* [EXERCISE DESCRIPTION]
Repeat the entries below in full, with every character unchanged.

--- START ---

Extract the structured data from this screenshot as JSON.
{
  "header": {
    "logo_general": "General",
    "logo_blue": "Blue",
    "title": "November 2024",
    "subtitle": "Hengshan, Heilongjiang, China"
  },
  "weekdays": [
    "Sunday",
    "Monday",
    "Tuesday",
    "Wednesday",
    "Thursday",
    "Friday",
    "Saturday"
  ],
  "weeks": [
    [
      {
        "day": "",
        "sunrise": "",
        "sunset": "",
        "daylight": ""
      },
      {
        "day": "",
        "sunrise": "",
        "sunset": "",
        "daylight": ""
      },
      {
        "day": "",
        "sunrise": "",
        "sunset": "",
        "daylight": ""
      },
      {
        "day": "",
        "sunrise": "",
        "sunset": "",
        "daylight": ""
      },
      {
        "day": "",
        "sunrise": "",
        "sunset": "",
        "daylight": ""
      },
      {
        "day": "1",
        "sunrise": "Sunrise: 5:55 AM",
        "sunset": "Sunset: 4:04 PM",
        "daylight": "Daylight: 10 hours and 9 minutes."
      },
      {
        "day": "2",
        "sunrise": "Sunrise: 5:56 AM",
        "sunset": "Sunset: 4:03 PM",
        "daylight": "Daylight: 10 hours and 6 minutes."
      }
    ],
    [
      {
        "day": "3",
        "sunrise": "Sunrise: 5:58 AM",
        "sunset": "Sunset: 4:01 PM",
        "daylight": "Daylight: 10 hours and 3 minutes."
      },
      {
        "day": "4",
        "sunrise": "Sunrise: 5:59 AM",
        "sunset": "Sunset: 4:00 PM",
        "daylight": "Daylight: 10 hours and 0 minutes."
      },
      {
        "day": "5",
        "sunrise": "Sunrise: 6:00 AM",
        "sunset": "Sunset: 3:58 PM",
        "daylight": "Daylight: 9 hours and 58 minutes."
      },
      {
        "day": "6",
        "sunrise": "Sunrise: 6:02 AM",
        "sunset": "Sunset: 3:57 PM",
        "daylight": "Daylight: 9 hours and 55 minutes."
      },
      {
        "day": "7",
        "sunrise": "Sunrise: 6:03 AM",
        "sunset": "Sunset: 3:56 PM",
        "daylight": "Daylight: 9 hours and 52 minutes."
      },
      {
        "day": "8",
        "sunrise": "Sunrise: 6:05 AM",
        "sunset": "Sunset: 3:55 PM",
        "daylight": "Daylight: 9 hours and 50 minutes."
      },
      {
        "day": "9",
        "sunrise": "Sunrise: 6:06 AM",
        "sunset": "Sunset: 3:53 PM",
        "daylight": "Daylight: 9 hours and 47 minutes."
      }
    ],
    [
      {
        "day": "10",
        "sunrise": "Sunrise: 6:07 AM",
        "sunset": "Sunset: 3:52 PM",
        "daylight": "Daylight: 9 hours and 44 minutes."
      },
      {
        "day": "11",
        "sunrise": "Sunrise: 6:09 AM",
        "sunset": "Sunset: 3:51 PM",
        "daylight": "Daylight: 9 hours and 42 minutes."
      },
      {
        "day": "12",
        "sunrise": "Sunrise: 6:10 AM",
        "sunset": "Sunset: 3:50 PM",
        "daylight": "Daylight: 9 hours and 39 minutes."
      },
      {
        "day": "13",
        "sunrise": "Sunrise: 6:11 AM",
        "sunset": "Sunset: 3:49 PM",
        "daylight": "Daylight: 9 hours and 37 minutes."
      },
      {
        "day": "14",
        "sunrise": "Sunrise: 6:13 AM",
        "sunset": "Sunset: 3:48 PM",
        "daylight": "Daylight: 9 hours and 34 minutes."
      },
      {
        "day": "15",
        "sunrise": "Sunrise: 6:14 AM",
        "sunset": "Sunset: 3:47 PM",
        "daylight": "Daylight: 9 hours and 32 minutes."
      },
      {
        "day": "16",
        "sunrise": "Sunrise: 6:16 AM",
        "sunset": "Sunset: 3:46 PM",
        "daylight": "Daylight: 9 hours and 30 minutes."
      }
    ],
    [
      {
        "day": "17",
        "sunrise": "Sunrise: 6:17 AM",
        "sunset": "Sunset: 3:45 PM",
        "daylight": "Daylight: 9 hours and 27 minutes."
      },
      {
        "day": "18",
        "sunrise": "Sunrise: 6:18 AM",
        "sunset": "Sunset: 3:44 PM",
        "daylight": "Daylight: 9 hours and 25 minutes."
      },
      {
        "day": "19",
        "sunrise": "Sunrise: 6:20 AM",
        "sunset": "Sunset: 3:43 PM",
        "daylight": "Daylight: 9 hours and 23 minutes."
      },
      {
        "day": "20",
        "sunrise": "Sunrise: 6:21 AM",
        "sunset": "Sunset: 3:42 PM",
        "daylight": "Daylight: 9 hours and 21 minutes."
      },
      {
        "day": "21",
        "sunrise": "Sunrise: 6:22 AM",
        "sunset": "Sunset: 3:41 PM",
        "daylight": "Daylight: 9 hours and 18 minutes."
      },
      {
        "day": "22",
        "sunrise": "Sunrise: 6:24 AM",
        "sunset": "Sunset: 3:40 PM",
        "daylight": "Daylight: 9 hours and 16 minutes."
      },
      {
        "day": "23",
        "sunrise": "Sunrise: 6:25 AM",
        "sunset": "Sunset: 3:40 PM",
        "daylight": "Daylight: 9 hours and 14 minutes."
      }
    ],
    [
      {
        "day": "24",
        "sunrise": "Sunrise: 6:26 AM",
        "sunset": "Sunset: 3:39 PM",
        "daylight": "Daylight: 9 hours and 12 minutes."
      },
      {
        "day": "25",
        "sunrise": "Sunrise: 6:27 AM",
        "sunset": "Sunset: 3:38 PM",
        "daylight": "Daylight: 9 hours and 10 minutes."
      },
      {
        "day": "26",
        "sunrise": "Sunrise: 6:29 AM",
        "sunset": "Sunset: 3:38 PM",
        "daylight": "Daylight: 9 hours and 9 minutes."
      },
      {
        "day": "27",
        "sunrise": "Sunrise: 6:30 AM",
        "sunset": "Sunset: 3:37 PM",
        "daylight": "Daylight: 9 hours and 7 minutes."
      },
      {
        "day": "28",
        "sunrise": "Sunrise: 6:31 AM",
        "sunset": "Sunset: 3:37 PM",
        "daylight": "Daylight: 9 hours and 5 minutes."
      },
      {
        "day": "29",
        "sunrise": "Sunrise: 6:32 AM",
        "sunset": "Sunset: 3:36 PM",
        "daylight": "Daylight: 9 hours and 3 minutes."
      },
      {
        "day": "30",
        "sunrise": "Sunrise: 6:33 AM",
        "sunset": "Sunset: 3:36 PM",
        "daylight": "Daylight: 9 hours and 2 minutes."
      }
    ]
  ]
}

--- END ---

* [SOLUTION TO THIS PROBLEM]
Extract the structured data from this screenshot as JSON.
{
  "header": {
    "logo_general": "General",
    "logo_blue": "Blue",
    "title": "November 2024",
    "subtitle": "Hengshan, Heilongjiang, China"
  },
  "weekdays": [
    "Sunday",
    "Monday",
    "Tuesday",
    "Wednesday",
    "Thursday",
    "Friday",
    "Saturday"
  ],
  "weeks": [
    [
      {
        "day": "",
        "sunrise": "",
        "sunset": "",
        "daylight": ""
      },
      {
        "day": "",
        "sunrise": "",
        "sunset": "",
        "daylight": ""
      },
      {
        "day": "",
        "sunrise": "",
        "sunset": "",
        "daylight": ""
      },
      {
        "day": "",
        "sunrise": "",
        "sunset": "",
        "daylight": ""
      },
      {
        "day": "",
        "sunrise": "",
        "sunset": "",
        "daylight": ""
      },
      {
        "day": "1",
        "sunrise": "Sunrise: 5:55 AM",
        "sunset": "Sunset: 4:04 PM",
        "daylight": "Daylight: 10 hours and 9 minutes."
      },
      {
        "day": "2",
        "sunrise": "Sunrise: 5:56 AM",
        "sunset": "Sunset: 4:03 PM",
        "daylight": "Daylight: 10 hours and 6 minutes."
      }
    ],
    [
      {
        "day": "3",
        "sunrise": "Sunrise: 5:58 AM",
        "sunset": "Sunset: 4:01 PM",
        "daylight": "Daylight: 10 hours and 3 minutes."
      },
      {
        "day": "4",
        "sunrise": "Sunrise: 5:59 AM",
        "sunset": "Sunset: 4:00 PM",
        "daylight": "Daylight: 10 hours and 0 minutes."
      },
      {
        "day": "5",
        "sunrise": "Sunrise: 6:00 AM",
        "sunset": "Sunset: 3:58 PM",
        "daylight": "Daylight: 9 hours and 58 minutes."
      },
      {
        "day": "6",
        "sunrise": "Sunrise: 6:02 AM",
        "sunset": "Sunset: 3:57 PM",
        "daylight": "Daylight: 9 hours and 55 minutes."
      },
      {
        "day": "7",
        "sunrise": "Sunrise: 6:03 AM",
        "sunset": "Sunset: 3:56 PM",
        "daylight": "Daylight: 9 hours and 52 minutes."
      },
      {
        "day": "8",
        "sunrise": "Sunrise: 6:05 AM",
        "sunset": "Sunset: 3:55 PM",
        "daylight": "Daylight: 9 hours and 50 minutes."
      },
      {
        "day": "9",
        "sunrise": "Sunrise: 6:06 AM",
        "sunset": "Sunset: 3:53 PM",
        "daylight": "Daylight: 9 hours and 47 minutes."
      }
    ],
    [
      {
        "day": "10",
        "sunrise": "Sunrise: 6:07 AM",
        "sunset": "Sunset: 3:52 PM",
        "daylight": "Daylight: 9 hours and 44 minutes."
      },
      {
        "day": "11",
        "sunrise": "Sunrise: 6:09 AM",
        "sunset": "Sunset: 3:51 PM",
        "daylight": "Daylight: 9 hours and 42 minutes."
      },
      {
        "day": "12",
        "sunrise": "Sunrise: 6:10 AM",
        "sunset": "Sunset: 3:50 PM",
        "daylight": "Daylight: 9 hours and 39 minutes."
      },
      {
        "day": "13",
        "sunrise": "Sunrise: 6:11 AM",
        "sunset": "Sunset: 3:49 PM",
        "daylight": "Daylight: 9 hours and 37 minutes."
      },
      {
        "day": "14",
        "sunrise": "Sunrise: 6:13 AM",
        "sunset": "Sunset: 3:48 PM",
        "daylight": "Daylight: 9 hours and 34 minutes."
      },
      {
        "day": "15",
        "sunrise": "Sunrise: 6:14 AM",
        "sunset": "Sunset: 3:47 PM",
        "daylight": "Daylight: 9 hours and 32 minutes."
      },
      {
        "day": "16",
        "sunrise": "Sunrise: 6:16 AM",
        "sunset": "Sunset: 3:46 PM",
        "daylight": "Daylight: 9 hours and 30 minutes."
      }
    ],
    [
      {
        "day": "17",
        "sunrise": "Sunrise: 6:17 AM",
        "sunset": "Sunset: 3:45 PM",
        "daylight": "Daylight: 9 hours and 27 minutes."
      },
      {
        "day": "18",
        "sunrise": "Sunrise: 6:18 AM",
        "sunset": "Sunset: 3:44 PM",
        "daylight": "Daylight: 9 hours and 25 minutes."
      },
      {
        "day": "19",
        "sunrise": "Sunrise: 6:20 AM",
        "sunset": "Sunset: 3:43 PM",
        "daylight": "Daylight: 9 hours and 23 minutes."
      },
      {
        "day": "20",
        "sunrise": "Sunrise: 6:21 AM",
        "sunset": "Sunset: 3:42 PM",
        "daylight": "Daylight: 9 hours and 21 minutes."
      },
      {
        "day": "21",
        "sunrise": "Sunrise: 6:22 AM",
        "sunset": "Sunset: 3:41 PM",
        "daylight": "Daylight: 9 hours and 18 minutes."
      },
      {
        "day": "22",
        "sunrise": "Sunrise: 6:24 AM",
        "sunset": "Sunset: 3:40 PM",
        "daylight": "Daylight: 9 hours and 16 minutes."
      },
      {
        "day": "23",
        "sunrise": "Sunrise: 6:25 AM",
        "sunset": "Sunset: 3:40 PM",
        "daylight": "Daylight: 9 hours and 14 minutes."
      }
    ],
    [
      {
        "day": "24",
        "sunrise": "Sunrise: 6:26 AM",
        "sunset": "Sunset: 3:39 PM",
        "daylight": "Daylight: 9 hours and 12 minutes."
      },
      {
        "day": "25",
        "sunrise": "Sunrise: 6:27 AM",
        "sunset": "Sunset: 3:38 PM",
        "daylight": "Daylight: 9 hours and 10 minutes."
      },
      {
        "day": "26",
        "sunrise": "Sunrise: 6:29 AM",
        "sunset": "Sunset: 3:38 PM",
        "daylight": "Daylight: 9 hours and 9 minutes."
      },
      {
        "day": "27",
        "sunrise": "Sunrise: 6:30 AM",
        "sunset": "Sunset: 3:37 PM",
        "daylight": "Daylight: 9 hours and 7 minutes."
      },
      {
        "day": "28",
        "sunrise": "Sunrise: 6:31 AM",
        "sunset": "Sunset: 3:37 PM",
        "daylight": "Daylight: 9 hours and 5 minutes."
      },
      {
        "day": "29",
        "sunrise": "Sunrise: 6:32 AM",
        "sunset": "Sunset: 3:36 PM",
        "daylight": "Daylight: 9 hours and 3 minutes."
      },
      {
        "day": "30",
        "sunrise": "Sunrise: 6:33 AM",
        "sunset": "Sunset: 3:36 PM",
        "daylight": "Daylight: 9 hours and 2 minutes."
      }
    ]
  ]
}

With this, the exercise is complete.